Using this implementation, we now expect that force-ing an expensive suspension for the second time should be practically instantaneous. As we discussed above, the worst case for eqNat is when both its arguments are equal. So let’s use a call to eqNat as an example of a slow computation.

> import LazyNat exposing (..)

> foo i = eqNat (fromInt i) (fromInt i)
<function> : Int -> Bool

> foo 100000
True : Bool

> foo 1000000
True : Bool

The last operation above is quite slow. So, we should be able to delay its evaluation, force and memoize its result, and reevaluate it a second time nearly instantaneously. But the second force is just as slow as the first!

> import Lazy exposing (..)

> slow = lazy (\_ -> foo 1000000)
Lazy <function> : Lazy.Lazy Bool

> force slow
True : Bool

> force slow   -- still slow... :-(
True : Bool

Good thing we still have our investigative journalist hats on.

> force slow
True : Bool

> (force slow, force slow, force slow, force slow, force slow)
(True,True,True,True,True) : ( Bool, Bool, Bool, Bool, Bool )

These two expressions require about the same amount of time to evaluate, which suggests that caching is kicking in for the latter case. So it appears that the native memo tables do not persist across REPL operations.

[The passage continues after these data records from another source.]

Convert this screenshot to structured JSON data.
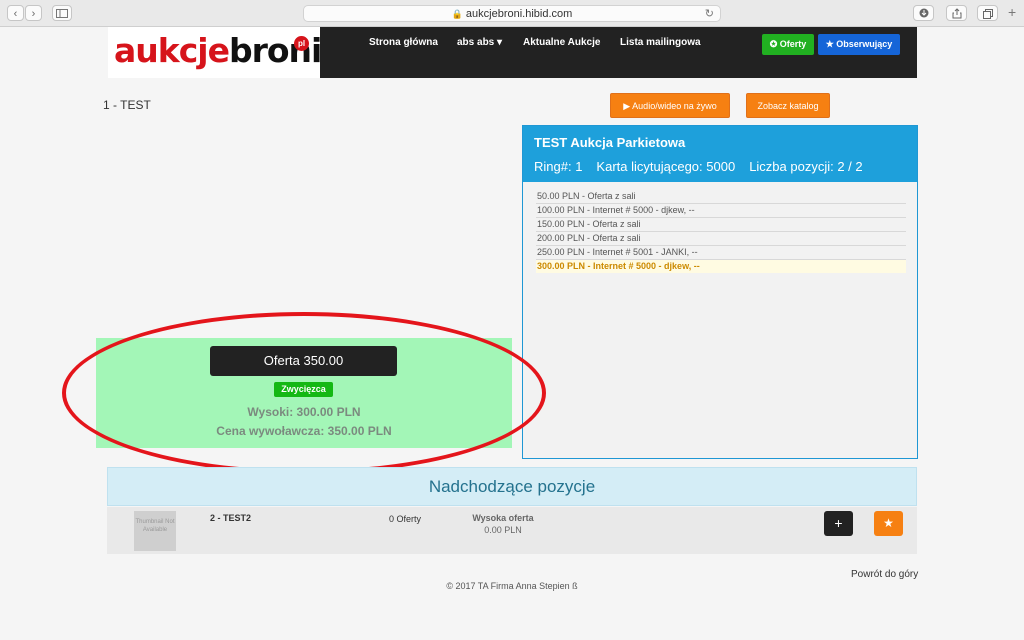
{
  "browser": {
    "url": "aukcjebroni.hibid.com",
    "back_glyph": "‹",
    "forward_glyph": "›"
  },
  "logo": {
    "part1": "aukcje",
    "part2": "broni",
    "badge": "pl"
  },
  "nav": {
    "items": [
      "Strona główna",
      "abs abs ▾",
      "Aktualne Aukcje",
      "Lista mailingowa"
    ],
    "oferty_label": "✪ Oferty",
    "obserwujacy_label": "★ Obserwujący"
  },
  "lot": {
    "title": "1 - TEST"
  },
  "actions": {
    "audio_video": "▶ Audio/wideo na żywo",
    "catalog": "Zobacz katalog"
  },
  "ring": {
    "title": "TEST Aukcja Parkietowa",
    "ring": "Ring#: 1",
    "bidder_card": "Karta licytującego: 5000",
    "lot_count": "Liczba pozycji: 2 / 2",
    "bids": [
      "50.00 PLN - Oferta z sali",
      "100.00 PLN - Internet # 5000 - djkew, --",
      "150.00 PLN - Oferta z sali",
      "200.00 PLN - Oferta z sali",
      "250.00 PLN - Internet # 5001 - JANKI, --",
      "300.00 PLN - Internet # 5000 - djkew, --"
    ]
  },
  "bidbox": {
    "button": "Oferta 350.00",
    "status": "Zwycięzca",
    "high": "Wysoki: 300.00 PLN",
    "asking": "Cena wywoławcza: 350.00 PLN"
  },
  "upcoming": {
    "heading": "Nadchodzące pozycje",
    "thumbnail": "Thumbnail Not Available",
    "lot": "2 - TEST2",
    "bids": "0 Oferty",
    "high_label": "Wysoka oferta",
    "high_value": "0.00 PLN",
    "plus_glyph": "+",
    "star_glyph": "★"
  },
  "footer": {
    "back_to_top": "Powrót do góry",
    "copyright": "© 2017 TA Firma Anna Stepien ß"
  },
  "colors": {
    "brand_red": "#d6141b",
    "orange": "#f68012",
    "ring_blue": "#1ea0db",
    "winner_green": "#14b814"
  }
}
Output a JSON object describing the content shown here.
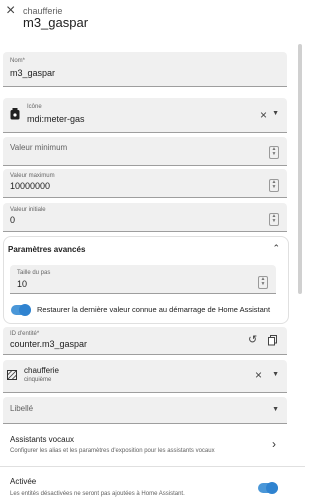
{
  "header": {
    "subtitle": "chaufferie",
    "title": "m3_gaspar"
  },
  "fields": {
    "nom": {
      "label": "Nom*",
      "value": "m3_gaspar"
    },
    "icone": {
      "label": "Icône",
      "value": "mdi:meter-gas"
    },
    "min": {
      "placeholder": "Valeur minimum"
    },
    "max": {
      "label": "Valeur maximum",
      "value": "10000000"
    },
    "initial": {
      "label": "Valeur initiale",
      "value": "0"
    }
  },
  "advanced": {
    "title": "Paramètres avancés",
    "step": {
      "label": "Taille du pas",
      "value": "10"
    },
    "restore_label": "Restaurer la dernière valeur connue au démarrage de Home Assistant"
  },
  "entity": {
    "label": "ID d'entité*",
    "value": "counter.m3_gaspar"
  },
  "area": {
    "name": "chaufferie",
    "floor": "cinquième"
  },
  "labels": {
    "placeholder": "Libellé"
  },
  "voice": {
    "title": "Assistants vocaux",
    "description": "Configurer les alias et les paramètres d'exposition pour les assistants vocaux"
  },
  "enabled": {
    "title": "Activée",
    "description": "Les entités désactivées ne seront pas ajoutées à Home Assistant."
  },
  "colors": {
    "toggle": "#2f83d0",
    "field_bg": "#f0f0f0"
  }
}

Optional Exercise — Write an Elm program that measures the time it takes to evaluate the previous two expressions (for example, using Time).